[WHAT NEEDS TO BE DONE]
Scan the records for the string "JSON" and copy every line that holds it.

** Opening DATA block **

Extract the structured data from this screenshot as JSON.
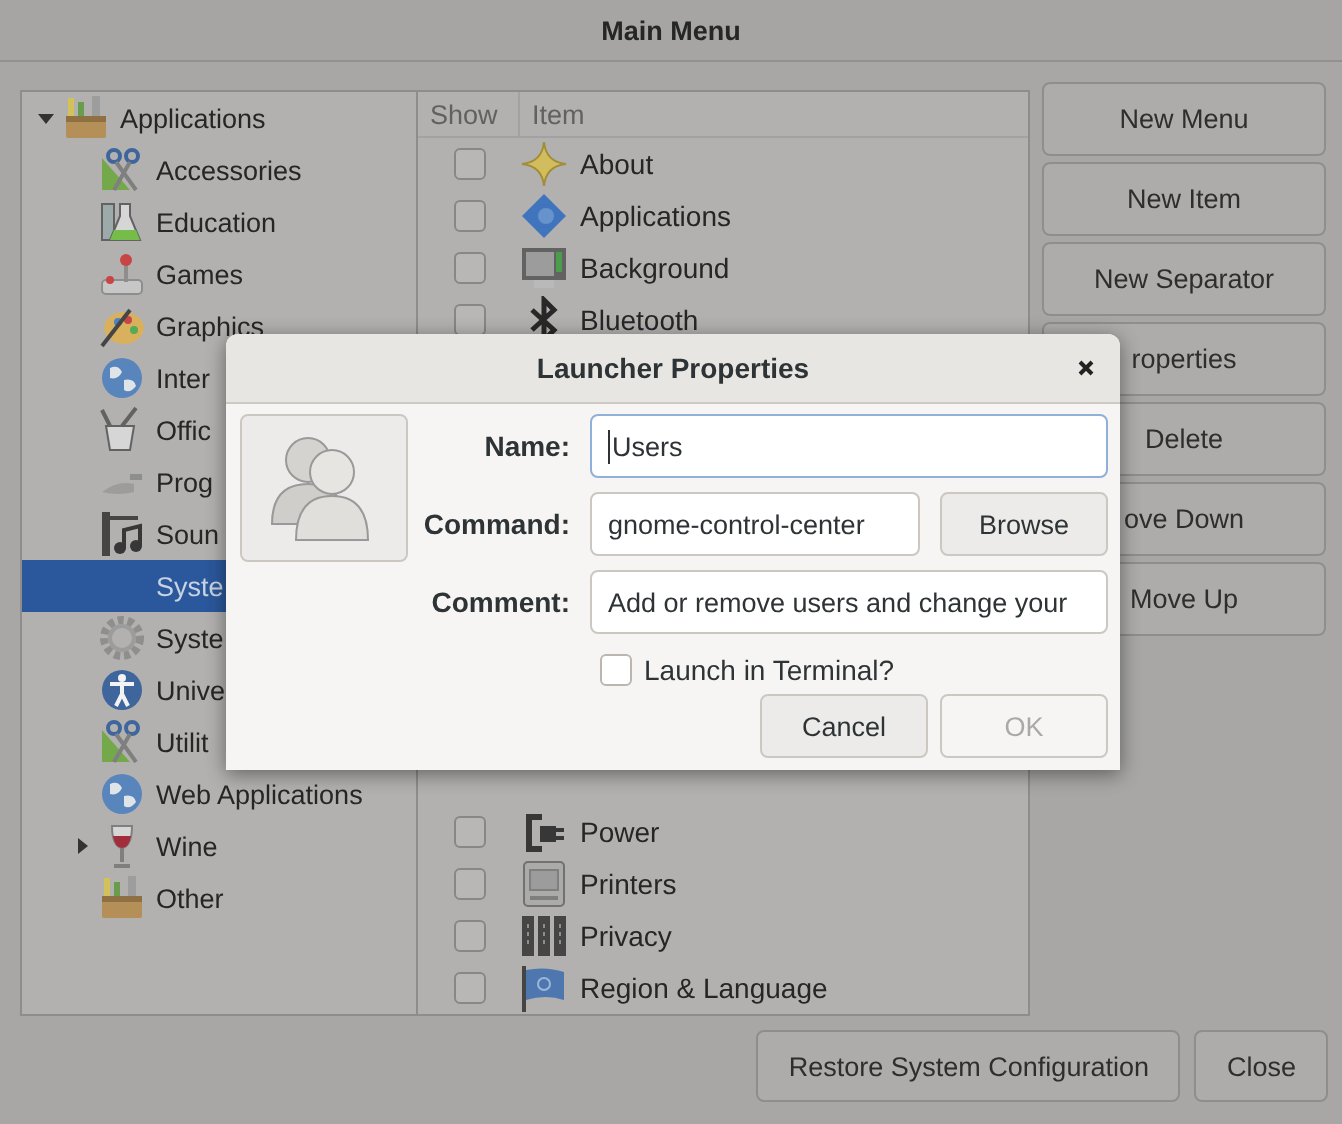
{
  "window": {
    "title": "Main Menu"
  },
  "tree": [
    {
      "label": "Applications",
      "expanded": true,
      "selected": false,
      "children": [
        {
          "label": "Accessories",
          "selected": false
        },
        {
          "label": "Education",
          "selected": false
        },
        {
          "label": "Games",
          "selected": false
        },
        {
          "label": "Graphics",
          "selected": false
        },
        {
          "label": "Inter",
          "selected": false
        },
        {
          "label": "Offic",
          "selected": false
        },
        {
          "label": "Prog",
          "selected": false
        },
        {
          "label": "Soun",
          "selected": false
        },
        {
          "label": "Syste",
          "selected": true
        },
        {
          "label": "Syste",
          "selected": false
        },
        {
          "label": "Unive",
          "selected": false
        },
        {
          "label": "Utilit",
          "selected": false
        },
        {
          "label": "Web Applications",
          "selected": false
        },
        {
          "label": "Wine",
          "expanded": false,
          "selected": false
        },
        {
          "label": "Other",
          "selected": false
        }
      ]
    }
  ],
  "list": {
    "columns": [
      "Show",
      "Item"
    ],
    "top_items": [
      {
        "label": "About",
        "show": false
      },
      {
        "label": "Applications",
        "show": false
      },
      {
        "label": "Background",
        "show": false
      },
      {
        "label": "Bluetooth",
        "show": false
      }
    ],
    "bottom_items": [
      {
        "label": "Power",
        "show": false
      },
      {
        "label": "Printers",
        "show": false
      },
      {
        "label": "Privacy",
        "show": false
      },
      {
        "label": "Region & Language",
        "show": false
      }
    ]
  },
  "side_buttons": [
    "New Menu",
    "New Item",
    "New Separator",
    "roperties",
    "Delete",
    "ove Down",
    "Move Up"
  ],
  "footer_buttons": [
    "Restore System Configuration",
    "Close"
  ],
  "dialog": {
    "title": "Launcher Properties",
    "fields": [
      {
        "label": "Name:",
        "value": "Users",
        "focused": true
      },
      {
        "label": "Command:",
        "value": "gnome-control-center",
        "focused": false,
        "button": "Browse"
      },
      {
        "label": "Comment:",
        "value": "Add or remove users and change your",
        "focused": false
      }
    ],
    "launch_in_terminal": {
      "label": "Launch in Terminal?",
      "checked": false
    },
    "buttons": [
      {
        "label": "Cancel",
        "disabled": false
      },
      {
        "label": "OK",
        "disabled": true
      }
    ]
  }
}
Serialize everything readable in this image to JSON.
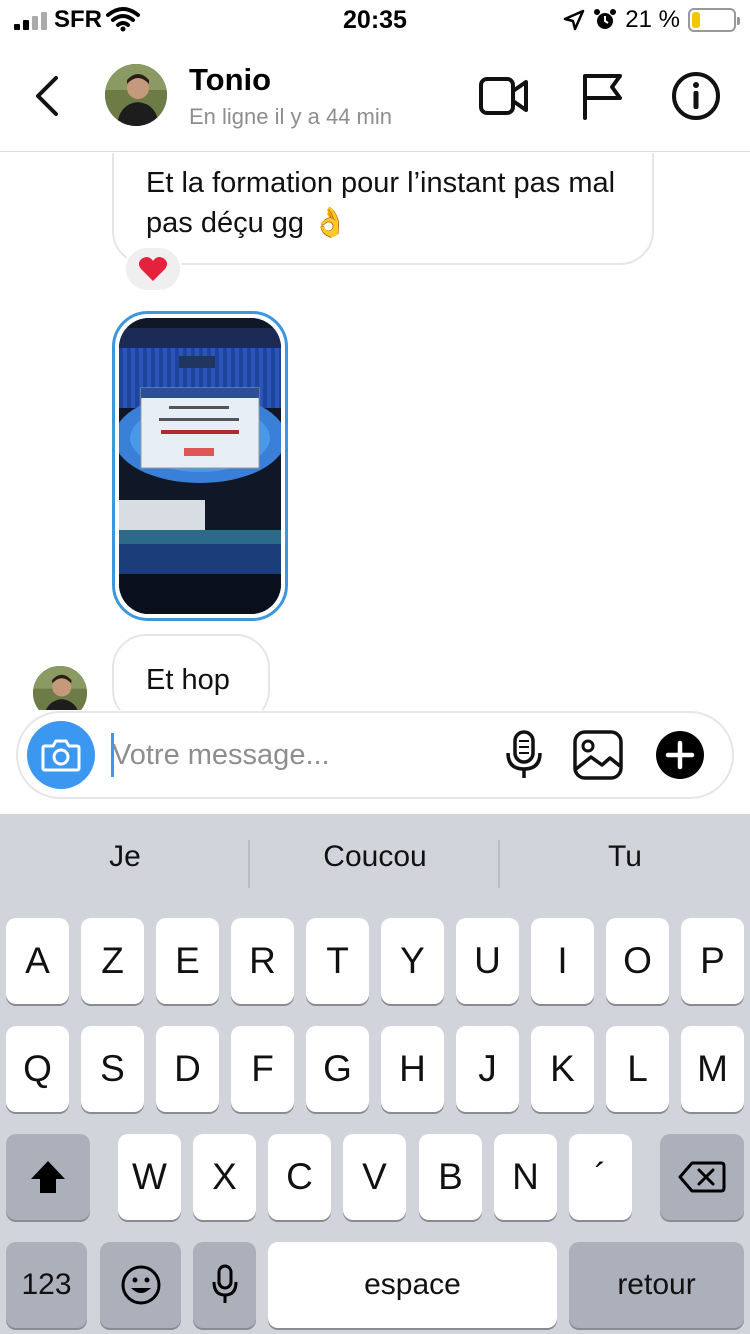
{
  "status_bar": {
    "carrier": "SFR",
    "time": "20:35",
    "battery_percent": "21 %",
    "battery_level": 0.21,
    "icons": [
      "signal-icon",
      "wifi-icon",
      "location-icon",
      "alarm-icon",
      "battery-icon"
    ]
  },
  "header": {
    "contact_name": "Tonio",
    "contact_status": "En ligne il y a 44 min",
    "icons": [
      "back-icon",
      "video-call-icon",
      "flag-icon",
      "info-icon"
    ]
  },
  "messages": [
    {
      "type": "text",
      "text": "Et la formation pour l’instant pas mal pas déçu gg 👌",
      "reaction": "❤️"
    },
    {
      "type": "image",
      "description_icon": "screenshot-thumbnail"
    },
    {
      "type": "text",
      "text": "Et hop"
    }
  ],
  "composer": {
    "placeholder": "Votre message...",
    "icons": [
      "camera-icon",
      "microphone-icon",
      "gallery-icon",
      "plus-icon"
    ]
  },
  "keyboard": {
    "suggestions": [
      "Je",
      "Coucou",
      "Tu"
    ],
    "row1": [
      "A",
      "Z",
      "E",
      "R",
      "T",
      "Y",
      "U",
      "I",
      "O",
      "P"
    ],
    "row2": [
      "Q",
      "S",
      "D",
      "F",
      "G",
      "H",
      "J",
      "K",
      "L",
      "M"
    ],
    "row3": [
      "W",
      "X",
      "C",
      "V",
      "B",
      "N",
      "´"
    ],
    "numbers_key": "123",
    "space_key": "espace",
    "return_key": "retour"
  },
  "colors": {
    "accent": "#3b97f0",
    "battery": "#f2c700",
    "keyboard_bg": "#d1d4da",
    "reaction_bg": "#efefef"
  }
}
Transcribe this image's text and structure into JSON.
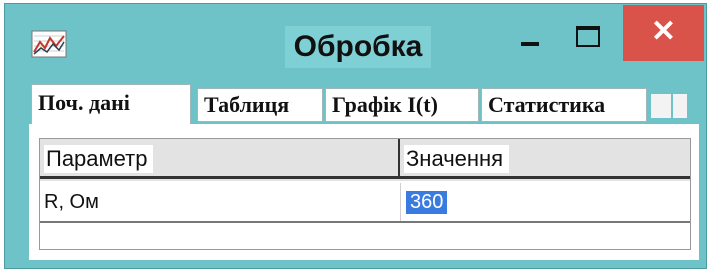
{
  "window": {
    "title": "Обробка",
    "icon": "chart-icon",
    "controls": {
      "minimize": "minimize-icon",
      "maximize": "maximize-icon",
      "close_label": "✕"
    }
  },
  "tabs": [
    {
      "label": "Поч. дані",
      "active": true
    },
    {
      "label": "Таблиця",
      "active": false
    },
    {
      "label": "Графік I(t)",
      "active": false
    },
    {
      "label": "Статистика",
      "active": false
    }
  ],
  "grid": {
    "columns": [
      "Параметр",
      "Значення"
    ],
    "rows": [
      {
        "param": "R, Ом",
        "value": "360",
        "value_selected": true
      }
    ]
  },
  "colors": {
    "window_bg": "#6ec3c9",
    "close_button": "#d9534a",
    "selection": "#3a7be0"
  }
}
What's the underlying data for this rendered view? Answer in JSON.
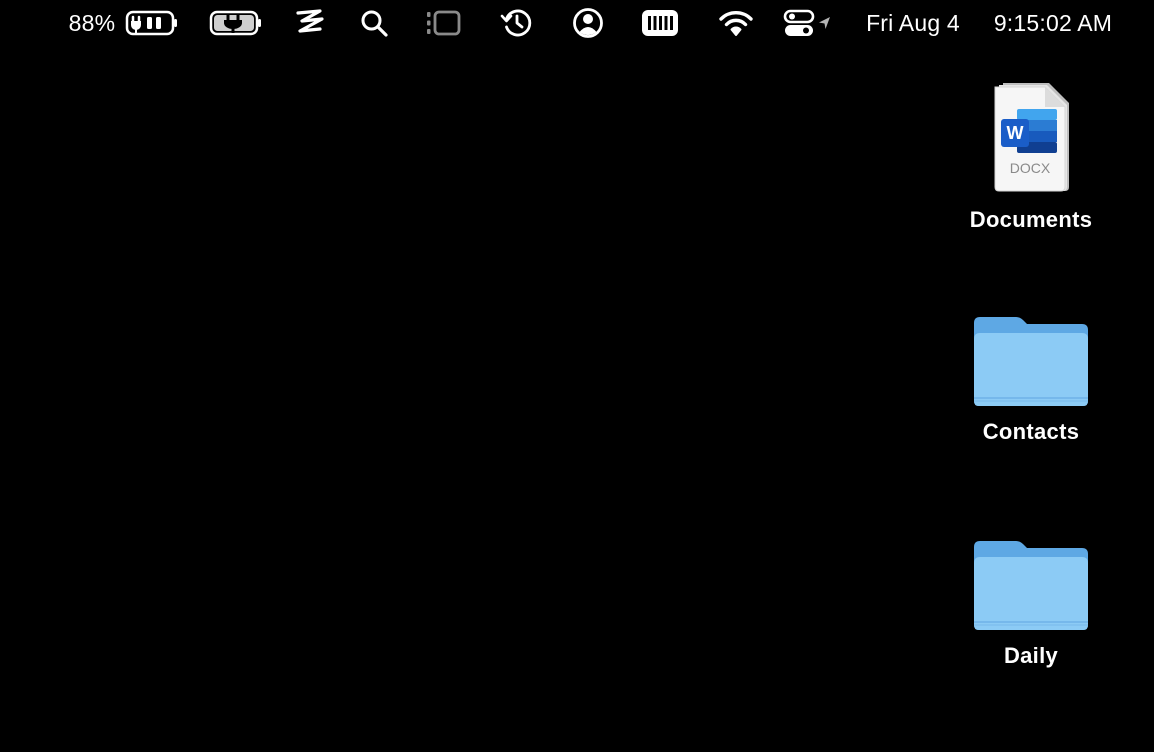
{
  "menubar": {
    "battery_percent": "88%",
    "date": "Fri Aug 4",
    "time": "9:15:02 AM",
    "icons": [
      "battery-charging-icon",
      "battery-plug-icon",
      "lightning-z-icon",
      "search-icon",
      "stage-manager-icon",
      "time-machine-icon",
      "user-account-icon",
      "keyboard-meter-icon",
      "wifi-icon",
      "control-center-icon",
      "location-arrow-icon"
    ]
  },
  "desktop": {
    "items": [
      {
        "label": "Documents",
        "icon": "docx-file-icon",
        "badge": "DOCX",
        "letter": "W"
      },
      {
        "label": "Contacts",
        "icon": "folder-icon"
      },
      {
        "label": "Daily",
        "icon": "folder-icon"
      }
    ]
  },
  "colors": {
    "background": "#000000",
    "folder_front": "#8ccbf5",
    "folder_back": "#5ea8e4",
    "word_blue": "#1a5dc8"
  }
}
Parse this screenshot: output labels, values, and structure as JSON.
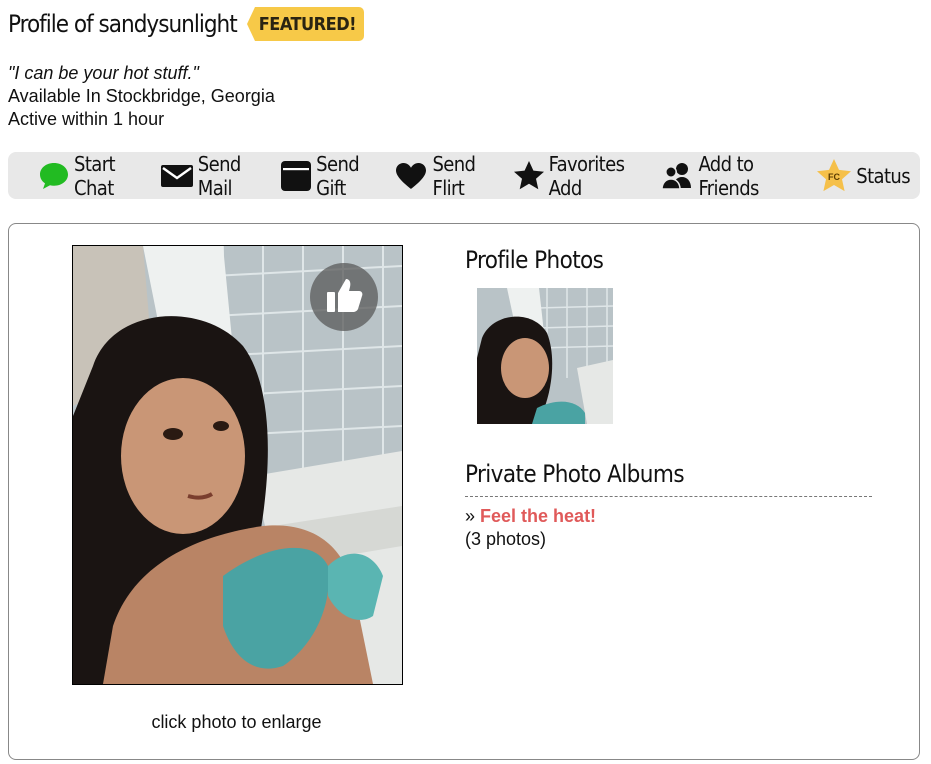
{
  "header": {
    "title": "Profile of sandysunlight",
    "featured_label": "FEATURED!"
  },
  "profile": {
    "tagline": "\"I can be your hot stuff.\"",
    "location": "Available In Stockbridge, Georgia",
    "activity": "Active within 1 hour"
  },
  "actions": [
    {
      "label": "Start Chat",
      "icon": "chat-bubble-icon",
      "color": "#22bb22"
    },
    {
      "label": "Send Mail",
      "icon": "envelope-icon"
    },
    {
      "label": "Send Gift",
      "icon": "gift-box-icon"
    },
    {
      "label": "Send Flirt",
      "icon": "heart-icon"
    },
    {
      "label": "Favorites Add",
      "icon": "star-icon"
    },
    {
      "label": "Add to Friends",
      "icon": "friends-icon"
    },
    {
      "label": "Status",
      "icon": "fc-star-badge-icon",
      "badge": "FC",
      "color": "#f5c04a"
    }
  ],
  "photo": {
    "caption": "click photo to enlarge",
    "like_icon": "thumbs-up-icon"
  },
  "profile_photos": {
    "heading": "Profile Photos"
  },
  "private_albums": {
    "heading": "Private Photo Albums",
    "bullet": "»",
    "album_name": "Feel the heat!",
    "album_count": "(3 photos)",
    "link_color": "#e05a5a"
  },
  "colors": {
    "featured": "#f7c948",
    "action_bar": "#e8e8e8"
  }
}
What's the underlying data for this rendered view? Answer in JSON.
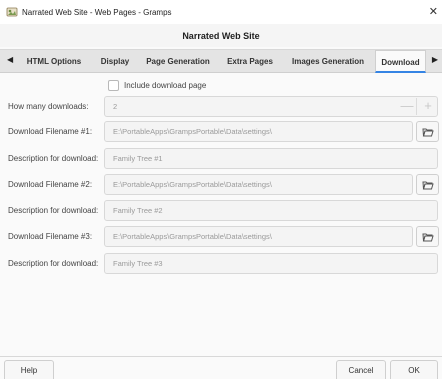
{
  "window": {
    "title": "Narrated Web Site - Web Pages - Gramps",
    "close_glyph": "✕"
  },
  "header": {
    "title": "Narrated Web Site"
  },
  "tabs": {
    "left_arrow": "◀",
    "right_arrow": "▶",
    "items": [
      {
        "label": "HTML Options"
      },
      {
        "label": "Display"
      },
      {
        "label": "Page Generation"
      },
      {
        "label": "Extra Pages"
      },
      {
        "label": "Images Generation"
      },
      {
        "label": "Download"
      }
    ],
    "active": "Download"
  },
  "download": {
    "include_label": "Include download page",
    "include_checked": false,
    "how_many_label": "How many downloads:",
    "how_many_value": "2",
    "minus_glyph": "—",
    "plus_glyph": "+",
    "entries": [
      {
        "filename_label": "Download Filename #1:",
        "filename_value": "E:\\PortableApps\\GrampsPortable\\Data\\settings\\",
        "description_label": "Description for download:",
        "description_value": "Family Tree #1"
      },
      {
        "filename_label": "Download Filename #2:",
        "filename_value": "E:\\PortableApps\\GrampsPortable\\Data\\settings\\",
        "description_label": "Description for download:",
        "description_value": "Family Tree #2"
      },
      {
        "filename_label": "Download Filename #3:",
        "filename_value": "E:\\PortableApps\\GrampsPortable\\Data\\settings\\",
        "description_label": "Description for download:",
        "description_value": "Family Tree #3"
      }
    ]
  },
  "footer": {
    "help_label": "Help",
    "cancel_label": "Cancel",
    "ok_label": "OK"
  },
  "colors": {
    "accent": "#3584e4"
  },
  "icons": {
    "app": "gramps-app-icon",
    "folder": "folder-open-icon"
  }
}
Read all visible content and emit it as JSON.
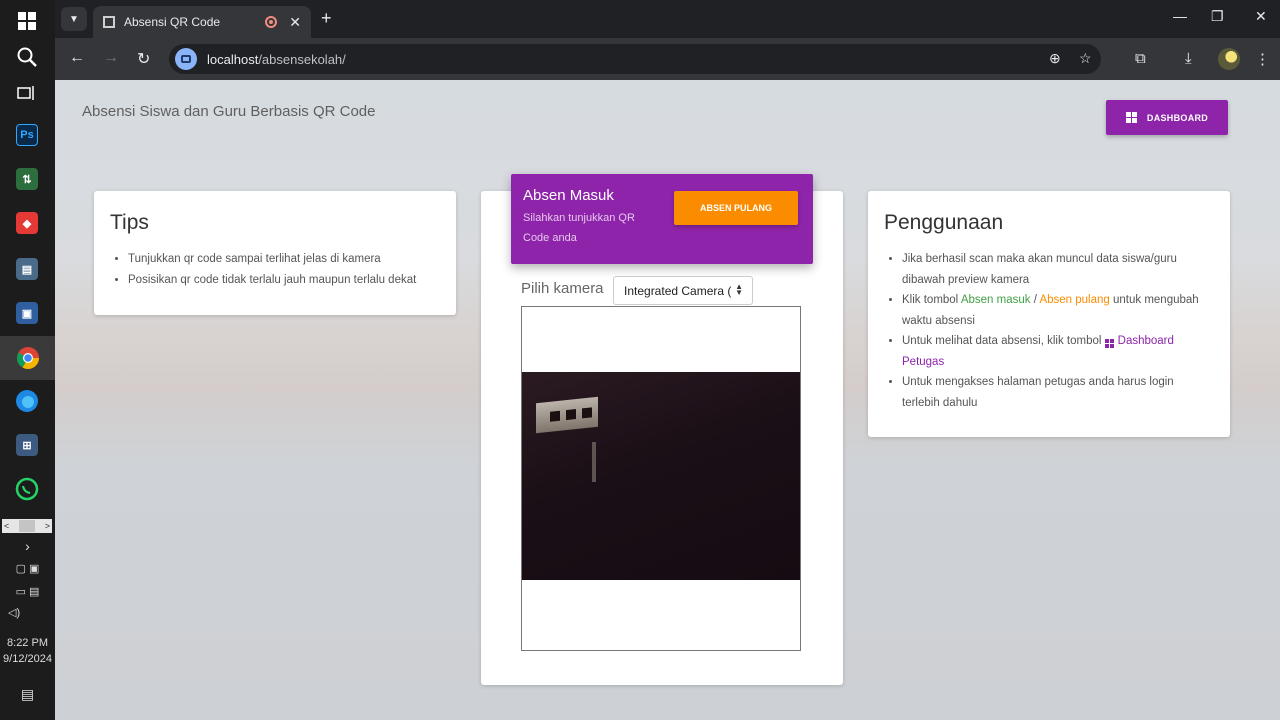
{
  "taskbar": {
    "icons": [
      "search-icon",
      "task-view-icon",
      "photoshop-icon",
      "file-transfer-icon",
      "anydesk-icon",
      "printer-icon",
      "network-settings-icon",
      "chrome-icon",
      "edge-icon",
      "network-icon",
      "whatsapp-icon"
    ],
    "time": "8:22 PM",
    "date": "9/12/2024"
  },
  "browser": {
    "tab_title": "Absensi QR Code",
    "url_host": "localhost",
    "url_path": "/absensekolah/"
  },
  "page": {
    "app_title": "Absensi Siswa dan Guru Berbasis QR Code",
    "dashboard_button": "DASHBOARD",
    "tips": {
      "title": "Tips",
      "items": [
        "Tunjukkan qr code sampai terlihat jelas di kamera",
        "Posisikan qr code tidak terlalu jauh maupun terlalu dekat"
      ]
    },
    "scan": {
      "title": "Absen Masuk",
      "subtitle": "Silahkan tunjukkan QR Code anda",
      "switch_button": "ABSEN PULANG",
      "camera_label": "Pilih kamera",
      "camera_selected": "Integrated Camera ("
    },
    "usage": {
      "title": "Penggunaan",
      "item1": "Jika berhasil scan maka akan muncul data siswa/guru dibawah preview kamera",
      "item2_pre": "Klik tombol ",
      "item2_link1": "Absen masuk",
      "item2_sep": " / ",
      "item2_link2": "Absen pulang",
      "item2_post": " untuk mengubah waktu absensi",
      "item3_pre": "Untuk melihat data absensi, klik tombol ",
      "item3_link": "Dashboard Petugas",
      "item4": "Untuk mengakses halaman petugas anda harus login terlebih dahulu"
    }
  },
  "colors": {
    "primary": "#8e24aa",
    "accent": "#fb8c00",
    "success": "#43a047"
  }
}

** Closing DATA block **

[SOLVED PROBLEM]
Extract the structured data from this screenshot as JSON.
Serialize everything readable in this image to JSON.
Transcribe this image's text and structure into JSON.
What's the underlying data for this rendered view? Answer in JSON.
Parse this screenshot: output labels, values, and structure as JSON.
What's the underlying data for this rendered view? Answer in JSON.
Read all visible content and emit it as JSON.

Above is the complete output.